Comment Re:Estimates (Score 1) 299

Yep, they were caught about 6 years ago and are likely going to pay over a billion in damages and fines.

And now those are some of the very companies that are paying insane salaries to poach the same people back and forth. I know several people who have been at both Apple and Google twice over the last 15 years. They all make WELL over $300k with bonuses, etc. And probably 2-3x that from stock options if they timed it right.

Comment Re:Estimates (Score 2) 299

Well, I know I certainly wouldn't hire you... regardless of your qualifications... because you are an asshole. But we have a bunch of open positions for non-assholes right now.

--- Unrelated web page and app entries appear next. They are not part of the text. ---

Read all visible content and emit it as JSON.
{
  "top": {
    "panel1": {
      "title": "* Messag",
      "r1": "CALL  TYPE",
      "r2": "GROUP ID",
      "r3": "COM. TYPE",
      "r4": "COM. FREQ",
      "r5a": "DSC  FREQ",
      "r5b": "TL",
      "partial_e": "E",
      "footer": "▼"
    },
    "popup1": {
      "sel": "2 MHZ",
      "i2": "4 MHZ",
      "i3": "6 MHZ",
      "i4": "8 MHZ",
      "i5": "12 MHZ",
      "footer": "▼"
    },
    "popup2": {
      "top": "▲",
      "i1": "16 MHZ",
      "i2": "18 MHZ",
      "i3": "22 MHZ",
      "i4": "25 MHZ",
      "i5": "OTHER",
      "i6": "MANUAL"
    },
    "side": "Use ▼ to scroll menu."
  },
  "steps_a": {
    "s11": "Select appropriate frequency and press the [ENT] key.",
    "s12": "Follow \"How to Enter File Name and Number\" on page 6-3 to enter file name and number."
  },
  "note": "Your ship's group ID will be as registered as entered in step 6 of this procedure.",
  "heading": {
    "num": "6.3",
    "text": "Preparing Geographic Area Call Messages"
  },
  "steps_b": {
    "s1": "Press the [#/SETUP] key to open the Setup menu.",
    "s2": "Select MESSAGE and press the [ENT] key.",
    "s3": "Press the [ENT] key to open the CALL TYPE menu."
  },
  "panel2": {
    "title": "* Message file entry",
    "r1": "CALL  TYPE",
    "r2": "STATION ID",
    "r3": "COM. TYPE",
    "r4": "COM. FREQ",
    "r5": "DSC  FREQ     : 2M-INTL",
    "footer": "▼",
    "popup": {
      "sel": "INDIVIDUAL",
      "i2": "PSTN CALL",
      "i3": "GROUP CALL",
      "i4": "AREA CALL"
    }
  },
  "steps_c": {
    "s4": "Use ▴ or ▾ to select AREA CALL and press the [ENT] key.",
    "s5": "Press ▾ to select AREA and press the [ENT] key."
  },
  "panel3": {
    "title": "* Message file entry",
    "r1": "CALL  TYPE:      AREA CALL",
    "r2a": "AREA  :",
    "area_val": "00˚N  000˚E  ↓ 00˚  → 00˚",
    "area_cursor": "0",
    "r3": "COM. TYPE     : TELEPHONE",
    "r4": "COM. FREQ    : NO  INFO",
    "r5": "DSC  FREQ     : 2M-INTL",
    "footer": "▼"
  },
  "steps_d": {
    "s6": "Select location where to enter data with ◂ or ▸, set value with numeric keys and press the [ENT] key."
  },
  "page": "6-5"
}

There is a MASSIVE abundance of open recs for good engineers in Silicon Valley right now. It's such an employee market even many crappy companies are offering 6 figures for new college grads, large referral bonuses to existing employees, etc. Salaries are skyrocketing since the lack of available talent means companies must continue to poach those who are employed.

The unemployment rate for SW engineers in the US is about 3.6%, and closer to 2% SV. Which basically means it's almost 0 at a practical level, because WAY more than 2-3% of SW engineers in the field are so bad they are basically unemployable.

If you find your job to be hell and are having trouble competing with H1Bs, you may be one of those...

Comment Re:The real problem (Score 1) 299

And building a house is a fairly simple task compared to writing some programs.

And writing a program is a fairly simple task compared to building some houses.

That was the OP's whole POINT. If you have clear and complete architectural and engineering plans, both can usually be estimated with reasonable accuracy. If you don't, then neither can.

Comment Re:Estimates (Score 1) 299

Even though we all know most of your AC story is bullshit - if it wasn't, the right response for the manager (instead of hanging up) would be to fire you on the spot. Even if you were actually a good programmer (again... AC bullshit) your attitude is the kind that ruins teams, let alone projects.

Comment Re:Poptarts have gotten the same response (Score 1) 193

I agree that it seemed like the police, etc just took the obvious bait and/or overreacted idiotically - as you said it wasn't useful and served no purpose but to inflame. Though I disagree that the blogger said it was "justified" - he basically said the reaction was "understandable" given the current overblown paranoia in schools these days. It's possible to understand the reasoning behind an overreaction, but disagree with it. Just look at the many reasonable people duped by Bush, etc. over the Iraq War...

But overreaction doesn't mean there still isn't a chance it was an intentional fake. Richard Dawkins had a fairly objective comment (that was nonetheless shouted down by many who didn't want to hear alternative "theories", ironically) when hearing that it was just a Radio Shack clock: "If this is true, what was his motive? Whether or not he wanted the police to arrest him, they shouldn’t have done so." And that's the key - can the kid explain why he claimed the clock was his "invention"? Was he just taking credit for something he didn't do, or did he know that it looked suspicious? (some comments he has made indicate he may have).

If entropy is increasing, where is it coming from?